But what is a boxed wine, anyway? It really is just a bag of wine with a spigot crammed into a box. I’ve always wondered, do you really need the box and would that perhaps offer a different impression to non-believers?
Well, I wonder no more, Clif Family Winery has taken the bag out of the box with its Climber Pouch line of wines. They have put the equivalent of two 750 ml bottles of cabernet sauvignon or chardonnay in a durable bag. This makes it easy to throw into the cooler without taking up so much room. Or, you can attach it to your backpack with a carabiner, as the bags have a durable grommet for that very purpose.
If you can believe that a container has no control over the quality of the wine inside it, then you can embrace this pouch wine for what it was meant for: a practical, light-weight transportation device for your wine.
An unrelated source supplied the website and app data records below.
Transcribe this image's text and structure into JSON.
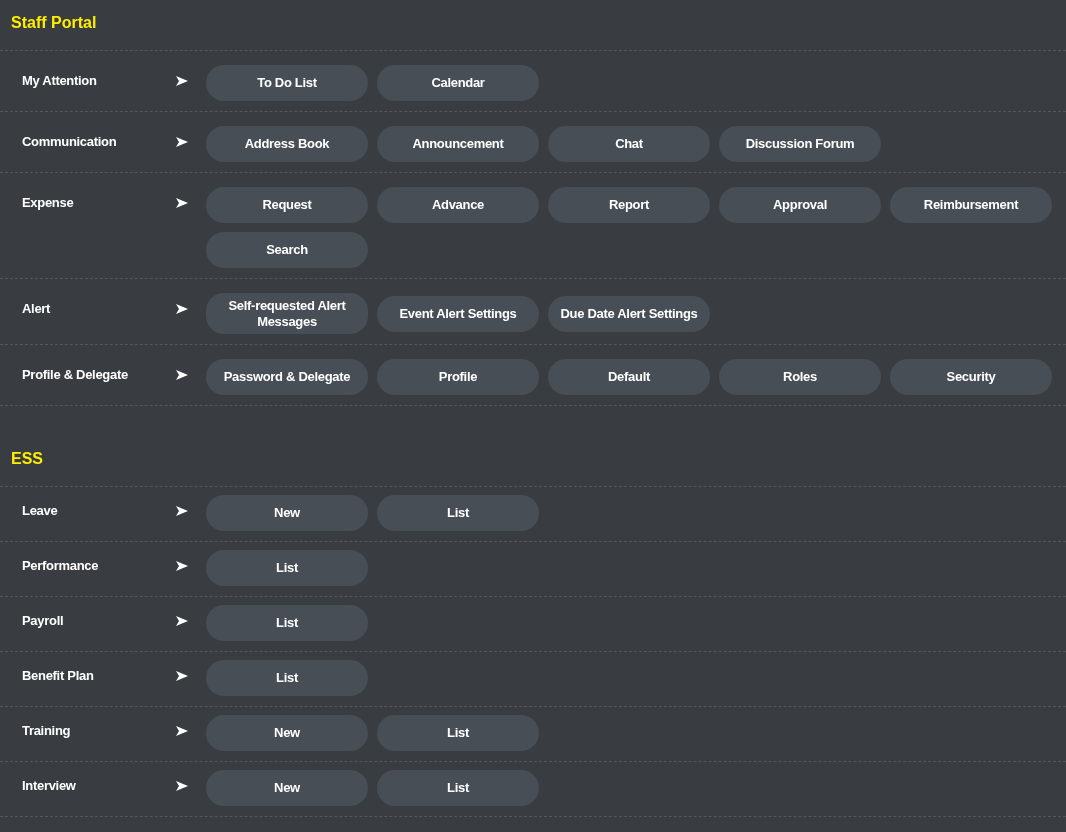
{
  "sections": [
    {
      "title": "Staff Portal",
      "rows": [
        {
          "label": "My Attention",
          "buttons": [
            "To Do List",
            "Calendar"
          ]
        },
        {
          "label": "Communication",
          "buttons": [
            "Address Book",
            "Announcement",
            "Chat",
            "Discussion Forum"
          ]
        },
        {
          "label": "Expense",
          "buttons": [
            "Request",
            "Advance",
            "Report",
            "Approval",
            "Reimbursement",
            "Search"
          ]
        },
        {
          "label": "Alert",
          "buttons": [
            "Self-requested Alert Messages",
            "Event Alert Settings",
            "Due Date Alert Settings"
          ]
        },
        {
          "label": "Profile & Delegate",
          "buttons": [
            "Password & Delegate",
            "Profile",
            "Default",
            "Roles",
            "Security"
          ]
        }
      ]
    },
    {
      "title": "ESS",
      "rows": [
        {
          "label": "Leave",
          "buttons": [
            "New",
            "List"
          ]
        },
        {
          "label": "Performance",
          "buttons": [
            "List"
          ]
        },
        {
          "label": "Payroll",
          "buttons": [
            "List"
          ]
        },
        {
          "label": "Benefit Plan",
          "buttons": [
            "List"
          ]
        },
        {
          "label": "Training",
          "buttons": [
            "New",
            "List"
          ]
        },
        {
          "label": "Interview",
          "buttons": [
            "New",
            "List"
          ]
        }
      ]
    }
  ]
}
Oh sure, there are environmental benefits we could talk about, but I’d rather focus on the places you can go and the things you can do sans glass.
You’ve just hiked the 5 1/2-mile trail along Panther Creek in North Georgia. You place your pouch of chardonnay in the cooling water underneath the impressive waterfall at the end of the trail. You spread out your blanket in a shady spot and set out all your yummy comestibles. You grab your wine and pour generous amounts into plastic cups for you and a friend. To your surprise your wine is quite cool thanks to the relatively thin walls of the pouch. As you take a bite of your sandwich of soppressata salami and fontina cheese wedged into crusty Italian bread and take long drink from you cup, you realize you’ve found your new favorite al fresco dining spot.